Title: Use of phosphite salts in laboratory and semi-commercial tests to control citrus postharvest decay Authors
|Cerioni, Luciana -|
|Rapisarda, Viviana -|
|Doctor, Julie -|
|Grech, Nigel -|
|Fikkert, Starlyn -|
|Ruiz, Tarcisio -|
|Fassel, Robert -|
Submitted to: Citrograph
Publication Type: Trade Journal
Publication Acceptance Date: December 15, 2012
Publication Date: December 31, 2012
Citation: Smilanick, J.L., Cerioni, L., Rapisarda, V., Doctor, J., Grech, N., Fikkert, S., Ruiz, T., Fassel, R. 2012. Use of phosphite salts in laboratory and semi-commercial tests to control citrus postharvest decay. Citrograph. 3(6):36-40. Interpretive Summary: A large portion of citrus fruit can be lost after harvest unless measures are taken, usually the application of fungicides, to control rot caused by several types of fungi.
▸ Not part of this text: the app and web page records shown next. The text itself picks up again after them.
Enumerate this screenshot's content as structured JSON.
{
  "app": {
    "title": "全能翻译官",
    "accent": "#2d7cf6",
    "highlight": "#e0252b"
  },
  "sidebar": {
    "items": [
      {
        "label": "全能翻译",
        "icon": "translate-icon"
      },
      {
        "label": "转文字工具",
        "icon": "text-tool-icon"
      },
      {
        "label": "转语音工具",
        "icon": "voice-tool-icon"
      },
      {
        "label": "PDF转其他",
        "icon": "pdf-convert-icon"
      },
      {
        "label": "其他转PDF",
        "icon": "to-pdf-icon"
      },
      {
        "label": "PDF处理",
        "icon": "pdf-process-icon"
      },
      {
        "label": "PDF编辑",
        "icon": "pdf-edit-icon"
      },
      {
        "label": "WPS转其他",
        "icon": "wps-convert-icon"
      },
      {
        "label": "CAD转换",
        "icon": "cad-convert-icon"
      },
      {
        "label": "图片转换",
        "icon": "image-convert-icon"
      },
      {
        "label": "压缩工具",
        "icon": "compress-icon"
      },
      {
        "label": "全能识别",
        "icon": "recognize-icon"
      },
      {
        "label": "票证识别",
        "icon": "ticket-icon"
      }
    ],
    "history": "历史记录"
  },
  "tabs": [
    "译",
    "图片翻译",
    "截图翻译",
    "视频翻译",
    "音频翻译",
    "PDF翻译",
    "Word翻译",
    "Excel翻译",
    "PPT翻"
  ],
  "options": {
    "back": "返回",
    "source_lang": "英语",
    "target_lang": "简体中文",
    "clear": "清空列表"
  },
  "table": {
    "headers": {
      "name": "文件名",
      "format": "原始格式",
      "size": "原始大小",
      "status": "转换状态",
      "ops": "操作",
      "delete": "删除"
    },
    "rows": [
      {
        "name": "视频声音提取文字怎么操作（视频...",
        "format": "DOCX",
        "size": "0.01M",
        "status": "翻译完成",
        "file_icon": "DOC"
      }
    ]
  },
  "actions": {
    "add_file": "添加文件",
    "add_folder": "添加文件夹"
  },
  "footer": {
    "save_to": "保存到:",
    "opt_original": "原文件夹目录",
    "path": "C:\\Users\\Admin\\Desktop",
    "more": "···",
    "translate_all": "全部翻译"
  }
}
Both recently granted regulatory approval for use in California, calcium phosphite and potassium phosphite can control rot caused by some classes of fungi, and in this article we describe how these can best be used for this purpose under commercial conditions in citrus packinghouses. The impact of this work is to state some conclusions that clarify the effectiveness of these newly approved products, so managers of citrus packinghouses can make informed decisions about the materials they apply to control rot.
Technical Abstract: Many growers of citrus fruit and other crops often apply phosphite or phosphorous acid containing products before harvest. Phosphite fungicides include calcium or potassium phosphite salts, or the phosphite-generating fungicide fosetyl-aluminium (Aliette®, Bayer CropScience). Recently, two products were also approved for postharvest use in California (KPhosTM, Pace International, Seattle, WA and Fungi-PhiteR, Plant Protectants Inc., Visalia, CA). This article reviews some of our work, a comprehensive description was recently published in the journal (Plant Disease). Potassium or calcium phosphite (or phosphonates) salts contain a less oxidized form of phosphorous, and formulations are available as fungicides, fertilizers, or “defense stimulators”. Their spectrum of fungicidal activity to control other fungi is irregular and some characteristics are unusual or even mysterious, such as systemic mobility in both xylem and phloem, and their natural absence in higher organisms (although they are found in some microorganisms). Phosphites are generally believed not to be able to supply phosphorus directly to plants and require oxidation prior to metabolic incorporation. Phosphites occur in low oxygen and anaerobic environments as part of the phosphorus cycling systems in soils and marine environments. Recent studies have shown that the microbial communities of soils possess the ability to oxidize phosphite to phosphate due to the presence of inducible phosphite dehydrogenase. The widespread occurance of these oxidative mechanisms in soils that oxidize phosphite in agrichemical products to phosphate bestows on these products a relatively benign environmental fate profile compared to complex organic structures of synthetic pesticides.